A dream becomes reality
Or, how I spent my summer
soaring over a California beach
By ROSHANA ARIEL
Like many people, I have always
dreamed of flying. I've had lucid dreams in which I've
controlled my flight, soaring wherever I wanted to go. And I
wanted to bring that experience, one way or another, into my
A few years ago, I took up
powered paragliding, a sport not exactly geared toward petite,
middle-aged females. The motor was half my weight and extremely
cumbersome. The smell of gas and requisite tinkering wasn't
exactly my cup of tea, either.
So I eventually sold the motor
and took up straight paragliding – just me and a harness and a
soft wing, about 30 by 8 feet, elliptical in shape, towed into
the air up to 3,000 feet by a winch hooked to the back of a car
on a dusty rural road.
Since I didn't take much to
thermals – they're kind of bumpy and scary, I think – I still
hadn't found what I was looking for, despite the peaceful
floating and beautiful views from way up high. Once you're up,
unless you catch a bunch of those scary thermals, you must come
down all too soon.
So my dream was to take up beach
soaring, where the gentle breezes from the ocean keep you aloft
all day long, if you like.
Ahhh, but I live in Kansas.
My sister, who lives in the Bay
Area in California, invited my other sister and I to go to a

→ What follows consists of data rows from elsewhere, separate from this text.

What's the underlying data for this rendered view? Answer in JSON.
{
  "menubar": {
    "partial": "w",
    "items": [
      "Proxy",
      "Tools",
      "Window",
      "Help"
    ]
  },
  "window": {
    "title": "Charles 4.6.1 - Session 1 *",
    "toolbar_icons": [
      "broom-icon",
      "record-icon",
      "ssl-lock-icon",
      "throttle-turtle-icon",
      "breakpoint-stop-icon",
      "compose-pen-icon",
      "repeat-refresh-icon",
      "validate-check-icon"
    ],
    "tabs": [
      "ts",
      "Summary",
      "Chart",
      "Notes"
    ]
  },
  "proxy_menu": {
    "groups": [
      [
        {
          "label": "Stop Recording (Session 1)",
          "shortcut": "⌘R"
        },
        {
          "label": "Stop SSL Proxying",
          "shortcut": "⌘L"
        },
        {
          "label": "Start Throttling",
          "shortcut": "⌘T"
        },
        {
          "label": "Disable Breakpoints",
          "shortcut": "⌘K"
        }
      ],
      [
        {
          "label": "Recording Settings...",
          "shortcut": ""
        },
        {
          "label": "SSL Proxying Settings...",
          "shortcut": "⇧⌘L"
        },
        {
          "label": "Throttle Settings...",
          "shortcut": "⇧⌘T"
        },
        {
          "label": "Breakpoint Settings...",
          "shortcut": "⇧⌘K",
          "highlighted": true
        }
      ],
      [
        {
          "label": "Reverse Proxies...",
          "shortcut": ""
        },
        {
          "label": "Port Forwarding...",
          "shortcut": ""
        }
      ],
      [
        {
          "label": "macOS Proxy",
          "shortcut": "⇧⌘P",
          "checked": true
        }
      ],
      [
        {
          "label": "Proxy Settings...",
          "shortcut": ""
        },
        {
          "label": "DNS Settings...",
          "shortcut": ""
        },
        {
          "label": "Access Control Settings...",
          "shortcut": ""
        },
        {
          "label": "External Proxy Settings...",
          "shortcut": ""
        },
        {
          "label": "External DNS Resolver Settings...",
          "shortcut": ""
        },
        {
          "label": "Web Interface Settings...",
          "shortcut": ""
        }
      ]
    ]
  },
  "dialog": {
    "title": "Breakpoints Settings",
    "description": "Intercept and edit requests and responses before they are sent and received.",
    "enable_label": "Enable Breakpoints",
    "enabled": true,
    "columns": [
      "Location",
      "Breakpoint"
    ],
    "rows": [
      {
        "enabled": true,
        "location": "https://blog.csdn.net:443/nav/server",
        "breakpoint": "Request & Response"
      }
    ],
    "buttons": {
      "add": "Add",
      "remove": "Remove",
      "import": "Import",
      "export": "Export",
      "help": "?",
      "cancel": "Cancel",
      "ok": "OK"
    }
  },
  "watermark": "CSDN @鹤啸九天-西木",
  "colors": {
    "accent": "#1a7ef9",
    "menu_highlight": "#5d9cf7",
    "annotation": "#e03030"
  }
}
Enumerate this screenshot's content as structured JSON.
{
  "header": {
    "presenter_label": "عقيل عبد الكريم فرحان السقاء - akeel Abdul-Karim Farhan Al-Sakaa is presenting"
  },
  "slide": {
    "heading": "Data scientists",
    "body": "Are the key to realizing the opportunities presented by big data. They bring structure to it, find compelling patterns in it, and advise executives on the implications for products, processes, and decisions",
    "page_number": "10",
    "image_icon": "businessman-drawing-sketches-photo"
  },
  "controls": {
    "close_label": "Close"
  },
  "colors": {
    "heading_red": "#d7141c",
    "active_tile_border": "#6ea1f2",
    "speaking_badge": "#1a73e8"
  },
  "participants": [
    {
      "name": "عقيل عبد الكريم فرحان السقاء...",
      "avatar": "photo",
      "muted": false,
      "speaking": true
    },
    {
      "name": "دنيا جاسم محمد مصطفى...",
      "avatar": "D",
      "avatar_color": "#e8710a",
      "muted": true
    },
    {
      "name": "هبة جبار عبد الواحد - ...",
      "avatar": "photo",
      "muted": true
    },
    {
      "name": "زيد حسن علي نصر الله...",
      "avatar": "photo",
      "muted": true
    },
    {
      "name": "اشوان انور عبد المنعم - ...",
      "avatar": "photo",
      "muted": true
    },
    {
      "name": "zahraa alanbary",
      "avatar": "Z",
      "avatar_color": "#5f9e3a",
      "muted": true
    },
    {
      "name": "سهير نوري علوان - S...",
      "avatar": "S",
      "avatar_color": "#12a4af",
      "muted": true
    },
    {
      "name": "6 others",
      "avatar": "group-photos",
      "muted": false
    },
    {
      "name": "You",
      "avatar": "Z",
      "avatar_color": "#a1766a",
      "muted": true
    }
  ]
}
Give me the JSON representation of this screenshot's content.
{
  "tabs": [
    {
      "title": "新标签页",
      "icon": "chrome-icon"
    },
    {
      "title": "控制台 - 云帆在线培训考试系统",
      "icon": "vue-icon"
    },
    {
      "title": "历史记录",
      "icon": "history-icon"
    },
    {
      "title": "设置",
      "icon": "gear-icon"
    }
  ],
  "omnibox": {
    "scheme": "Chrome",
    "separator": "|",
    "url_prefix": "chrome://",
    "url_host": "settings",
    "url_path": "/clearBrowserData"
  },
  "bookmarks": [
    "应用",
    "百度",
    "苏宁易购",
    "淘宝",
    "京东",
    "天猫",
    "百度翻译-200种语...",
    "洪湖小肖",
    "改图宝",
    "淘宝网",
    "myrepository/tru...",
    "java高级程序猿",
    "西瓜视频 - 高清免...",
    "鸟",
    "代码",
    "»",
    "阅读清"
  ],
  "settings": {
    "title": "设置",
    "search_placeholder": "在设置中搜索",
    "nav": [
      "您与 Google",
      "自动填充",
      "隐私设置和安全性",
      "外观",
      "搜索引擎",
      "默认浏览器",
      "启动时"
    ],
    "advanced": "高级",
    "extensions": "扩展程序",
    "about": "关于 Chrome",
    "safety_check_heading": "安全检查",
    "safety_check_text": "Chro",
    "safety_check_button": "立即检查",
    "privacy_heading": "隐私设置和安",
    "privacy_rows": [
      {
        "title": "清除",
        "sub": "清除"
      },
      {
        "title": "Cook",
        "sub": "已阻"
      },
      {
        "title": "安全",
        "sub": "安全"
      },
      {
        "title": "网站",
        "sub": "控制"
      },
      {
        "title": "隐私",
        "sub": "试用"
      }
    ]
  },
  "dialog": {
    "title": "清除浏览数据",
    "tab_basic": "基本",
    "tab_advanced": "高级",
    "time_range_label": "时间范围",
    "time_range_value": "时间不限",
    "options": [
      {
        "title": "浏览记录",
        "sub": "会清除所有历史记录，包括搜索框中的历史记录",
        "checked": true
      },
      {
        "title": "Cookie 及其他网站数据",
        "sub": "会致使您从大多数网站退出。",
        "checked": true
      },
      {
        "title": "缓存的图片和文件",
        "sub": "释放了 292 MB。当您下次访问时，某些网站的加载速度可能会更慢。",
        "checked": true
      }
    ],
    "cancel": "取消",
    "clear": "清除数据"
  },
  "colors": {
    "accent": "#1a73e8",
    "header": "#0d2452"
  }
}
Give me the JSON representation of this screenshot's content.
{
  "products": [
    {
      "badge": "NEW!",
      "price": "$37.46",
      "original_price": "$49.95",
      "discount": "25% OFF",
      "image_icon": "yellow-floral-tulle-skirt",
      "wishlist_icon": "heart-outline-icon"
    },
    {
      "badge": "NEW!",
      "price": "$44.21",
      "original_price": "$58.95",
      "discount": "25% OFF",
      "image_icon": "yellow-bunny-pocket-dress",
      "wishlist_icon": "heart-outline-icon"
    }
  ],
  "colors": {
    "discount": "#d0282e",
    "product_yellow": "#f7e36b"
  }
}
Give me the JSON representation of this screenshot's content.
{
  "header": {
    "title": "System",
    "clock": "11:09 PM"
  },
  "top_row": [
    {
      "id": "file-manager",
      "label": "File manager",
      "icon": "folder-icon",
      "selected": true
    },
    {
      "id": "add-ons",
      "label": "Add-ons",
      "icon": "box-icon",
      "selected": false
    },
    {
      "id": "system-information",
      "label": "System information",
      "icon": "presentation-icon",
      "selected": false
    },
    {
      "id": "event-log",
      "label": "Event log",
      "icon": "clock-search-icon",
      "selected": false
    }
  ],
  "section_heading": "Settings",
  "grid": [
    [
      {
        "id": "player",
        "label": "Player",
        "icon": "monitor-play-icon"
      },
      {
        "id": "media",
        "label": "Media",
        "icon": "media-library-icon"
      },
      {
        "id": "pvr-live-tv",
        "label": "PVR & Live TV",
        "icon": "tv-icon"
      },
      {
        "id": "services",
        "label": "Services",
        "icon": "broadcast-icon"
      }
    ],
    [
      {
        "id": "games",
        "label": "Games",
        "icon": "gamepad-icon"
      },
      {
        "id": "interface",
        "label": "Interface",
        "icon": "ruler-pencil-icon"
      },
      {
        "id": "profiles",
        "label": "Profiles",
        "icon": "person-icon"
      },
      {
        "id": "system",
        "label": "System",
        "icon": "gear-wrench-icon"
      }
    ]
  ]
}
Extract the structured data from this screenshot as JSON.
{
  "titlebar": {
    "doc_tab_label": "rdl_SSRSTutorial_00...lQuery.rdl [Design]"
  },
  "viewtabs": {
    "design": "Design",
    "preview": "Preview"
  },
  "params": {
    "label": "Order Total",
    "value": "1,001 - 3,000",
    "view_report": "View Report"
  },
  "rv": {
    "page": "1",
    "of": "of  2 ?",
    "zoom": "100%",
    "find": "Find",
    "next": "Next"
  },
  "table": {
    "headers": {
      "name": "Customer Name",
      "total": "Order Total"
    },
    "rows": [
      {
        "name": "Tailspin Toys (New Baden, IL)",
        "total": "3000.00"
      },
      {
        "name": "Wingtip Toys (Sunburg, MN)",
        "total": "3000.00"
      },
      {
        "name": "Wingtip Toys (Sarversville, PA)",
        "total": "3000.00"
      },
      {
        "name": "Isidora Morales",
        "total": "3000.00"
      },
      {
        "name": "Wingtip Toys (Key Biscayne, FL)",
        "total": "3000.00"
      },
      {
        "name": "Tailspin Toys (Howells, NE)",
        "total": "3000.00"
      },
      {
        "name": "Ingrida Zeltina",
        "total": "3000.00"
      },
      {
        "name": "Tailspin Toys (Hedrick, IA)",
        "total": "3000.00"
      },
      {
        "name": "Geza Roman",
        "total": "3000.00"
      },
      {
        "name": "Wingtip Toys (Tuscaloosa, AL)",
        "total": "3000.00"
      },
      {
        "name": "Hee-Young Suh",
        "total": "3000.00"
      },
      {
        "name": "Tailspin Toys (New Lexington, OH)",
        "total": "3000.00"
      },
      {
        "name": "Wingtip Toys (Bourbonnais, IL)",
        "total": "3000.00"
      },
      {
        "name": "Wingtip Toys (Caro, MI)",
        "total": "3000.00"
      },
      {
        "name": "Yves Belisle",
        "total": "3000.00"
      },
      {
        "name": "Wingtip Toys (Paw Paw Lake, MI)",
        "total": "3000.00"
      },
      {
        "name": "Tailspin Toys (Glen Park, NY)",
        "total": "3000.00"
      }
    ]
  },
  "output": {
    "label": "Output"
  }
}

beautiful mountain resort where they've stayed several times
for vacations. Here was a golden opportunity.
I arranged to stay a few days longer and found a beach
paragliding instructor on the Internet. I watched the YouTube
videos again where I'd seen guys soaring on faraway beaches and
hoped I could soar on those breezes, too.
As it happened, I got the most amazing instructor, Hugh Murphy
– an expert and fabulous teacher, endlessly patient and very
clear, just one little skill at a time.
First we went for a 40-minute tandem ride, during which we
swooped back and forth across the beach, coming in really close
to the cliffs and dunes, so you could practically touch them
and pick some iceplants. Pelicans and seagulls flew beside us
and dolphins played in the waves below. During that first
flight, I asked a lot of questions about handling the wing over
this kind of terrain.
Then all afternoon, I was kiting and learning how to work with
the wind on the dunes. Flying on the Sand City/Monterey beach
is very different from flying in Kansas or Colorado. Those
gentle breezes? Much stronger than I anticipated, but since
they're constant, they're manageable.
Every once in a while as I was kiting, with the wing in the air
and facing the ocean, he'd guide me from behind up to a high
point and then gently push me off and say, "OK, it's all you,
just grab your brakes at some point and do what feels right,"
and I'd be flying down to the beach below.
Day 2 of beach soaring was incredible. I did what I dreamed for
so long! I flew along the cliffs and dunes back and forth by
myself many times.
Hugh was on the radio most of the time, telling me, "Left ... a
little right ... OK, begin that 180 back ... when you get to me
(standing on a high bluff), weight-shift a hard left ... stay
lined up right over where the beach meets the dunes ... ." For
long stretches, he'd just be quiet and let me fly and figure it
out for myself.
Aside from one minor splat into the side of a dune and all its
line-tangling vegetation, and adding to my bruise collection a
bit, the afternoon was a dream come true. But since I didn't
have the time to learn the finer intricacies of the sport, I
opted for another 40-minute tandem ride, this time with my
The tandem wing is about three times larger than my wing, so
it's like driving a big truck. Hugh let me take over for a good
portion of the flight, and it was really fun feeling that kind
of power. I actually liked it better because my movements had
to be much stronger and deliberate, whereas on my wing, every
little motion made a difference.
For a lot of the afternoon, one of Hugh's former students,
Scott Baruti, was on the beach flying. An expert now, he swoops
along the beach dragging a toe in the sand, touching the sides
of the cliffs and dunes, back and forth, up and down, sweeping
across the sand like a kid on a giant swing set.
Sometimes he'd hover a couple of feet above Hugh, and they'd
carry on a conversation just as though he was standing on the
sand beside him; and then he'd say, “OK, bye,” and just swoop
away and be gone. It was like seeing the YouTube videos I've
been watching all these years, right there in front of me.
Only this time, I was living it.
A version of this column first
appeared in the Salina Journal.